▶ _What to do_:
Gather, from the data below, each line in which the word "Landscape" occurs.

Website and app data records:
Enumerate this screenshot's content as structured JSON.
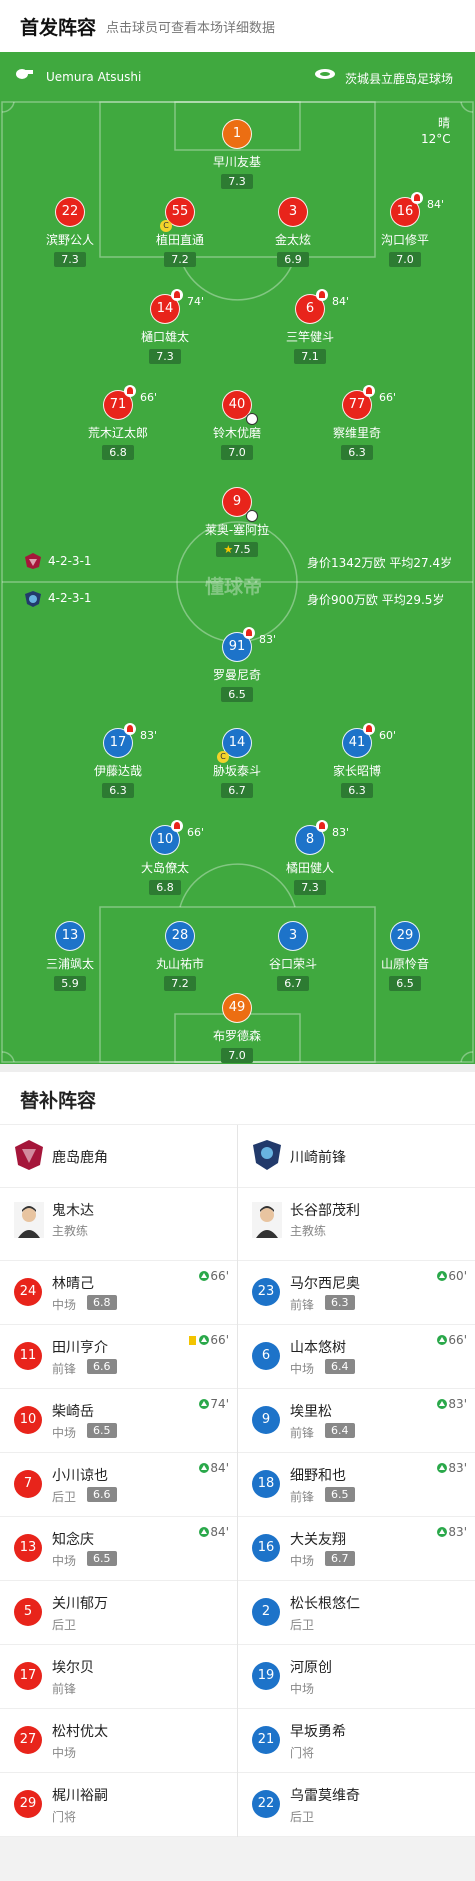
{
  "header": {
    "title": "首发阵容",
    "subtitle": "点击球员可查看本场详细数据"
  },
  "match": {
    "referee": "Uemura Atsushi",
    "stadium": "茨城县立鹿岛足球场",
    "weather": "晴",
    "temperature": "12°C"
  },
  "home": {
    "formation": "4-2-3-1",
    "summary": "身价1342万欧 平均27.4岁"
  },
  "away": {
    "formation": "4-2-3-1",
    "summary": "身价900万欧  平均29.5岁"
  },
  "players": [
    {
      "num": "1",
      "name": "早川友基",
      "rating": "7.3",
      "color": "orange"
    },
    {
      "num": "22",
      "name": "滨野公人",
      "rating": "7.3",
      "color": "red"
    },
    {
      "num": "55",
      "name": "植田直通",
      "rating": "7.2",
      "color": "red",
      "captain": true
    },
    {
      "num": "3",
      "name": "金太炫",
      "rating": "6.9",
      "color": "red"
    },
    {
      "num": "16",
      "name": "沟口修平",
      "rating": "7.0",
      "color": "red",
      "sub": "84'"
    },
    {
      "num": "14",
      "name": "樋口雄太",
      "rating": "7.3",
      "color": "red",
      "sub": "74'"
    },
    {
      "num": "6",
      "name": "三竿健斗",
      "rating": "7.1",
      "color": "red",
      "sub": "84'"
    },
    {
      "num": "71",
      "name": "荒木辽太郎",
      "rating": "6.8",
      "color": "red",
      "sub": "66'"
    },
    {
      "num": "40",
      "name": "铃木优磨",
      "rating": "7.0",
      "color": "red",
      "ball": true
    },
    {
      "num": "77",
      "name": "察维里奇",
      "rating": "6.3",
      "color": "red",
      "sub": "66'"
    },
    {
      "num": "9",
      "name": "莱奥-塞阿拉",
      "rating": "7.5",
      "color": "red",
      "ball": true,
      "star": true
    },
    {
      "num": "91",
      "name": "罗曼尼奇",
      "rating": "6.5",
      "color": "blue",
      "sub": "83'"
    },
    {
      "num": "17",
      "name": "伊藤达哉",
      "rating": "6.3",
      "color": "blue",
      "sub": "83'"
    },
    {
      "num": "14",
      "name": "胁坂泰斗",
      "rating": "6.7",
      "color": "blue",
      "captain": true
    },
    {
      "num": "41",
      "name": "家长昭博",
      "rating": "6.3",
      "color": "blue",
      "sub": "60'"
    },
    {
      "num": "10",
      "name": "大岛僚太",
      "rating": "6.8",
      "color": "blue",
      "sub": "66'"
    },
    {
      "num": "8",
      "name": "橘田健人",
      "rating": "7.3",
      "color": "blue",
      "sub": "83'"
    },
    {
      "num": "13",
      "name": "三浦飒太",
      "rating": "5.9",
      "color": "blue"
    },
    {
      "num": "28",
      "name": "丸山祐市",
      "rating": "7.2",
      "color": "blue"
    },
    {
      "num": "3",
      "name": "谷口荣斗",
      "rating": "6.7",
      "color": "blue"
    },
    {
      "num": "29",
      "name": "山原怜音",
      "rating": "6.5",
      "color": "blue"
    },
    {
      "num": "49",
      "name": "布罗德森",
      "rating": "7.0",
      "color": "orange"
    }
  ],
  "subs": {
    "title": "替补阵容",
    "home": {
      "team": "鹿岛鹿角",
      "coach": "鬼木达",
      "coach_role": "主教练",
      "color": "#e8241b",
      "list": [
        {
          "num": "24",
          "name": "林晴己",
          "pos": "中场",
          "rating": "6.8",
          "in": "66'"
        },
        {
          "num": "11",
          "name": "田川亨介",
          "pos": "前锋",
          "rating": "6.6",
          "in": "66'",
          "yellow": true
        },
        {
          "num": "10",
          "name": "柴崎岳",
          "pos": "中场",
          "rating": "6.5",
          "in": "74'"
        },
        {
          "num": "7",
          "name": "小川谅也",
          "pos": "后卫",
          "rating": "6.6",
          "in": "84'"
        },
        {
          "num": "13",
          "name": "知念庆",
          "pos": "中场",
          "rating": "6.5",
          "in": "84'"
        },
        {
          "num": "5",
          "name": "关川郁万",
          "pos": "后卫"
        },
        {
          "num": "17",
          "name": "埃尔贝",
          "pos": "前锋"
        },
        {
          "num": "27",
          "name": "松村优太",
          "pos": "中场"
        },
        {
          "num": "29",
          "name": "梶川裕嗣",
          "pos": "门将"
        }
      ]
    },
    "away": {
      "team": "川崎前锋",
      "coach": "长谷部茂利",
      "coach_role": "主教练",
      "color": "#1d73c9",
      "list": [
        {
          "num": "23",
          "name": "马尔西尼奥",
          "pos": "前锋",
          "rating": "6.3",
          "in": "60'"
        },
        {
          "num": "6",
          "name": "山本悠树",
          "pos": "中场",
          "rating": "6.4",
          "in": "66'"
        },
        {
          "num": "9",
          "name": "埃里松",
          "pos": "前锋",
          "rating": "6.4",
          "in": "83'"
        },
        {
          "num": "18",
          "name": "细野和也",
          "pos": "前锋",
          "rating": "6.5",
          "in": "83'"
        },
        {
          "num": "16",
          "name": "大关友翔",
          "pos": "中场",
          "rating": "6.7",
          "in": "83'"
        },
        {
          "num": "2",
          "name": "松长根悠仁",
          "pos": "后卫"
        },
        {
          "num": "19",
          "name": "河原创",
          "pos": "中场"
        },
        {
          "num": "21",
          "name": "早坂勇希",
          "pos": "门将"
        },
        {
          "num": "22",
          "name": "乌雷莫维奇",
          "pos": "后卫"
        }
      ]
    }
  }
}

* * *

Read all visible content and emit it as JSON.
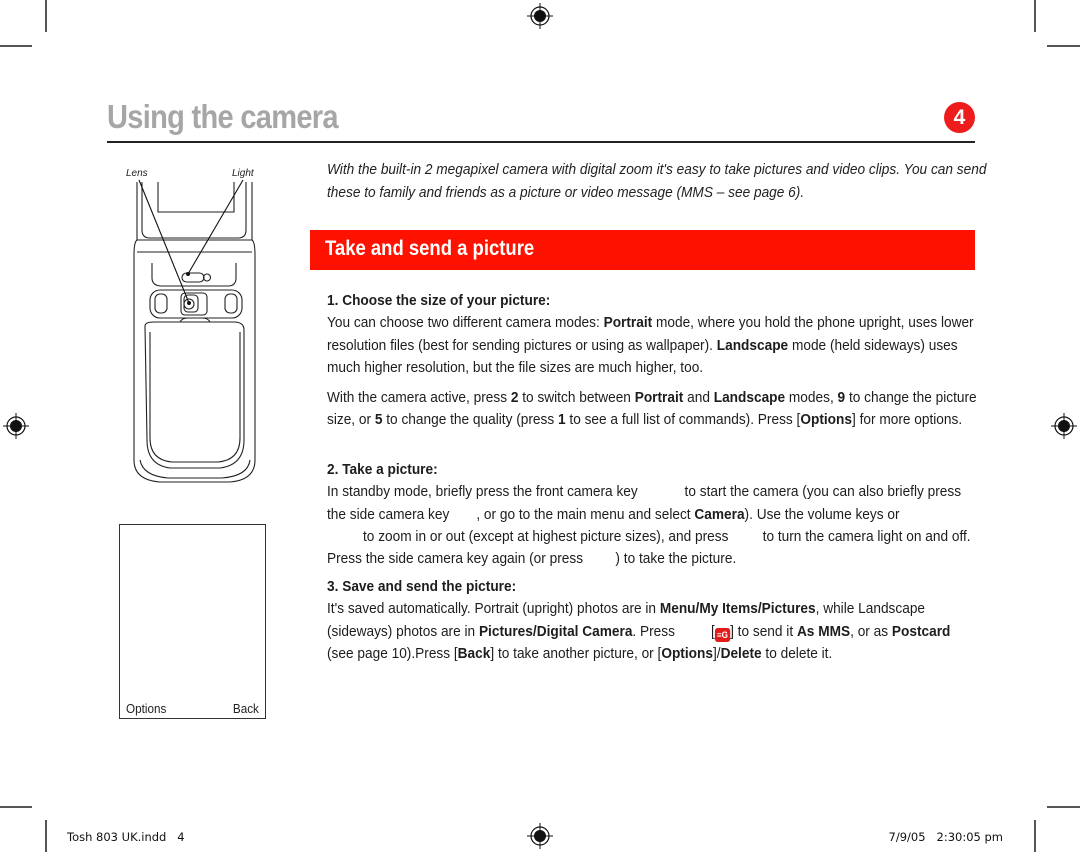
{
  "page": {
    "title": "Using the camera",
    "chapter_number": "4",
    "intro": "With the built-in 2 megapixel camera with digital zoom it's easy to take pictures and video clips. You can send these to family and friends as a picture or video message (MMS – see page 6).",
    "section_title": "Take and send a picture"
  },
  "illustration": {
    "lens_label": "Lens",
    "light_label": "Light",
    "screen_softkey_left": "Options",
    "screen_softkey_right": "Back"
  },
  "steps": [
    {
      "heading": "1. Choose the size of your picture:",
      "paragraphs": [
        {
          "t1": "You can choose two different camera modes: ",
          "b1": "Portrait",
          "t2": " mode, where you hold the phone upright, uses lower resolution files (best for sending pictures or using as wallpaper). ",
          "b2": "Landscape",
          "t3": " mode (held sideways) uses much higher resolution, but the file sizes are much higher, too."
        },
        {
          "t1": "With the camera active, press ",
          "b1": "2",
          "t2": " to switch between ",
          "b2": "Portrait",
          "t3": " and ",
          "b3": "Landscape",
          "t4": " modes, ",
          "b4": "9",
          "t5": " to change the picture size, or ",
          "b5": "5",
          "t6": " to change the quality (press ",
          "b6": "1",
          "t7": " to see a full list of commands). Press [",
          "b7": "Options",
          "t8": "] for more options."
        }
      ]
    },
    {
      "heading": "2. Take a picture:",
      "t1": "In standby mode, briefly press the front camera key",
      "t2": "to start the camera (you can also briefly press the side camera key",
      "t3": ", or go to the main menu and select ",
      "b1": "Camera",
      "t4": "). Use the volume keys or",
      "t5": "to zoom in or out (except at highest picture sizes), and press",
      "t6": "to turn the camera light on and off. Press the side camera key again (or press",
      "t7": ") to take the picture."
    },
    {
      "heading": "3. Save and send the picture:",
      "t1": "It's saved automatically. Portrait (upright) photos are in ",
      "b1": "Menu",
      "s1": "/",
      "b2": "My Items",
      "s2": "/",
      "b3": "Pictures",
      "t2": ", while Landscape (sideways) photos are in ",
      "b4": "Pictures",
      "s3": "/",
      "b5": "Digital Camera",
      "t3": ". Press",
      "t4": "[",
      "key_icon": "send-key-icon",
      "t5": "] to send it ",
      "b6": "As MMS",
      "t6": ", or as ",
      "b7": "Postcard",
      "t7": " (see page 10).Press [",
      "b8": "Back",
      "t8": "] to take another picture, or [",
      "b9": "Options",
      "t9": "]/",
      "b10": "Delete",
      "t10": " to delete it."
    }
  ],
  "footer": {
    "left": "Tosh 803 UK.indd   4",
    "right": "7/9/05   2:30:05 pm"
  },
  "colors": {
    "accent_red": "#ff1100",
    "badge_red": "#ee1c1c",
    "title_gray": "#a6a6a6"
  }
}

▶ _Written solution_:
          "b2": "Landscape",
          "b3": "Landscape",
      "t2": ", while Landscape (sideways) photos are in ",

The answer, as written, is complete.